Ahead of the vote on H.R. 1, Rep. Katherine Clark called out House Republicans for helping Big Oil horde public lands and profits at the expense of Americans:
FACT 4: H.R. 1’s drilling royalty rate proposal would cost taxpayers.
As Big Oil continues to hoard access to our lands and waters, H.R. 1 would ensure taxpayers
get even less in return by proposing to cut the minimum onshore drilling royalty rates from 16.67% to a mere 12.5%.
As Rep. Ro Kanna said, Big Oil will only use this reward to increase their profits, not their production.
FACT 5: Stopping elected officials from blocking potentially hazardous energy projects puts communities at risk.
H.R. 1 would make it easier than ever for Big Oil to get approval for dangerous pipeline projects by limiting the scope of environmental reviews under the National Environmental Policy Act (NEPA).
Typically under NEPA, when a state or local government wants to use federal funds to build something, it must first complete an environmental review of the project’s impacts on the surrounding area. The GOP’s bill would limit the review only to “areas that are within or immediately adjacent to the lease plot or plots,” hiding the effects of oil and gas production on its host community.
FACT 6: Limiting public engagement helps hide fracking’s links to impaired health and ecological destruction.
By making it harder for communities to keep out harmful projects, House Republicans would expose even more communities to life-threatening pollution.
The oil and gas industry has a history of creating “sacrifice zones” by drilling for and producing their products in low-income communities and communities of color. As a result, people of color are exposed to more pollution from nearly every source – with 56% of dangerous oil refinery emissions harming people of color, and Black, Brown, and Indigenous communities additionally enduring 66% of manufacturing petrochemical emissions.
And as Big Oil reaps the benefits, these communities are the ones left to suffer with fatal health conditions like asthma, childhood cancer, and strokes – in addition to the environmental costs of habitat destruction, species decline, and land degradation it leaves in its wake.
On the House floor, Rep. McGovern called out Big Oil and House Republicans for their pro-polluter plan:
FACT 7: The H.R. 1’s permitting reforms would restrict the public’s ability to speak out on potential projects that threaten their health, safety, and environment.
To stop local communities from speaking up about the health and environmental impact of Big Oil’s greed, H.R. 1 would limit the time the public has to take legal action against energy projects.
It would be another dangerous addition to fossil fuel groups’ long legacy of helping pass un-American anti-protest laws – including efforts to create new felonies and fines to deter opposition in response to anti-industry movements like the Dakota Access project protests.

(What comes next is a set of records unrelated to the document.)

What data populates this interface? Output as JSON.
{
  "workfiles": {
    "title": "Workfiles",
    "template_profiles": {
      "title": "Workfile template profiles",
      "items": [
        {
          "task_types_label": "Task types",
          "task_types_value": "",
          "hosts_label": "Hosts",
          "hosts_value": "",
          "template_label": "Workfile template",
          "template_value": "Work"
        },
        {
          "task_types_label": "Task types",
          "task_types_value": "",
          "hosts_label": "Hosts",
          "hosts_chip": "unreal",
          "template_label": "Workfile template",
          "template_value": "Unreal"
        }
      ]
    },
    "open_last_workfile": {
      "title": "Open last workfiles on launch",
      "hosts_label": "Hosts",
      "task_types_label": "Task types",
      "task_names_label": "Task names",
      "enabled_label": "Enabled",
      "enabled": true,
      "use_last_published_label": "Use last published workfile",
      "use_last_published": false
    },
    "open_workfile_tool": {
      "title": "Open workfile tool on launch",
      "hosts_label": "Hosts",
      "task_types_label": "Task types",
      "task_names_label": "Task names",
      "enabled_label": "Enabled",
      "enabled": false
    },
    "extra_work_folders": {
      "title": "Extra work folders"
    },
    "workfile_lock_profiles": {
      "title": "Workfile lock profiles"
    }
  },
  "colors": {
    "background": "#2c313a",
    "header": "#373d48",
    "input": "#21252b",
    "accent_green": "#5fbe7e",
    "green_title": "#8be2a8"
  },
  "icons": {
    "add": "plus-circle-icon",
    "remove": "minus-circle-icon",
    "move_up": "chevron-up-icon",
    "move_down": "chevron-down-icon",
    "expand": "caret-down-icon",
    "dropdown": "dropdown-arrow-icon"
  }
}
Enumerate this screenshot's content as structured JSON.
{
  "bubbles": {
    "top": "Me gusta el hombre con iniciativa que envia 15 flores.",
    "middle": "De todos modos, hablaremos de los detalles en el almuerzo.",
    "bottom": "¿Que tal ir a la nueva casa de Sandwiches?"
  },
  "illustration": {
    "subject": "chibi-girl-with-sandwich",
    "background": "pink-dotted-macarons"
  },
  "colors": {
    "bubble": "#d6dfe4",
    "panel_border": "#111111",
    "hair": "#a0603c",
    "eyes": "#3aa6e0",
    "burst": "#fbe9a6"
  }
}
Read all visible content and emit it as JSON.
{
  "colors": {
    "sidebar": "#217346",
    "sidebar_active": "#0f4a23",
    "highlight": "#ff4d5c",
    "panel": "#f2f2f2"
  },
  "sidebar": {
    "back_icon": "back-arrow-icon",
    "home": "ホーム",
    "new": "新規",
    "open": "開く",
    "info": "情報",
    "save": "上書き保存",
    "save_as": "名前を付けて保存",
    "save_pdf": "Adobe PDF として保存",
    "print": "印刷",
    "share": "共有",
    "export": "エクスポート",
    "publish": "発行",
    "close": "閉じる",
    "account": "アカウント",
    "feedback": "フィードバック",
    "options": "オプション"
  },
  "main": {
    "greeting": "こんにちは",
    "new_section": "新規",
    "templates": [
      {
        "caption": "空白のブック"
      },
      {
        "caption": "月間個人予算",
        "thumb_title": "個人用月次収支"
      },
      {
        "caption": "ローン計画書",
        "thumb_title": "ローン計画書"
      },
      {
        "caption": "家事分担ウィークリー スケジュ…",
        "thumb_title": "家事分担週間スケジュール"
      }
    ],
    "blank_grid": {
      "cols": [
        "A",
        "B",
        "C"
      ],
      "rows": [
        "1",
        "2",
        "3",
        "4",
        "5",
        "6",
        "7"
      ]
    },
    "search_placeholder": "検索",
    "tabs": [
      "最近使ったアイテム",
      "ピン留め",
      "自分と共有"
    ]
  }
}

FACT 8: H.R. 1 purports to lower energy prices but does nothing to address the real cause of high costs – corporate greed.
While Big Oil has tried to scapegoat their production costs on everything from the war in Ukraine to Biden’s conservation policies, it’s clear that oil and gas companies prefer operating when crude oil prices are high. By delaying fracking until prices are higher, they can justify hiking prices while still playing the victim.
However, their grift doesn’t end once crude oil prices decrease. As the CEO of Halliburton explained, customers learn to “expect and accept” their increased prices – allowing them to keep prices high even as their production costs sink.
Ahead of the vote on H.R. 1, Rep. Kathy Castor called out the GOP for pretending to address pain at the pump while ignoring the greed and profiteering of Big Oil.
All of the facts listed above spotlight one resounding truth: H.R. 1 would have a catastrophic impact on our public lands and our ability to address the most severe effects of the climate crisis. President Biden and the Senate must take action to stop this disastrous bill from ever becoming law.